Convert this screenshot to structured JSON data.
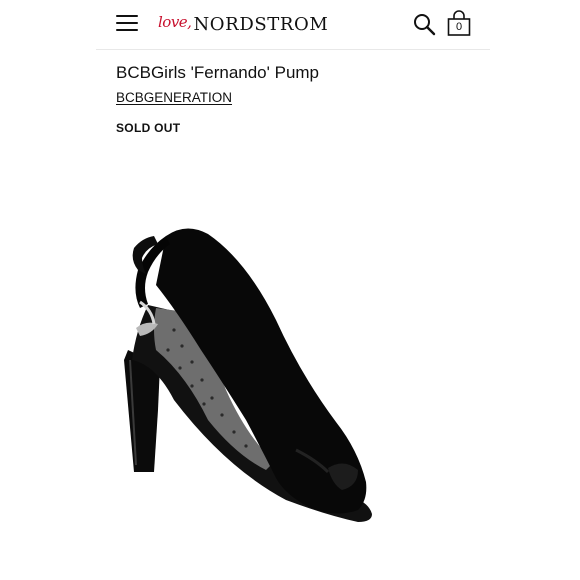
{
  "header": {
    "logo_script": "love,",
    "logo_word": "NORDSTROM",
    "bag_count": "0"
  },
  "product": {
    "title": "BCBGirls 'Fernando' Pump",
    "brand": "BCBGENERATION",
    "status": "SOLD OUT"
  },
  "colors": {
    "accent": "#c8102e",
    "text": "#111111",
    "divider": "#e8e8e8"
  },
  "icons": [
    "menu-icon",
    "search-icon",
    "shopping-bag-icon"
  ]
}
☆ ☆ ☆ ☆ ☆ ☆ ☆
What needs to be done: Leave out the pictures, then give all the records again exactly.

Completed task:
Convert this screenshot to structured JSON data.
{
  "header": {
    "logo_script": "love,",
    "logo_word": "NORDSTROM",
    "bag_count": "0"
  },
  "product": {
    "title": "BCBGirls 'Fernando' Pump",
    "brand": "BCBGENERATION",
    "status": "SOLD OUT"
  },
  "colors": {
    "accent": "#c8102e",
    "text": "#111111",
    "divider": "#e8e8e8"
  },
  "icons": [
    "menu-icon",
    "search-icon",
    "shopping-bag-icon"
  ]
}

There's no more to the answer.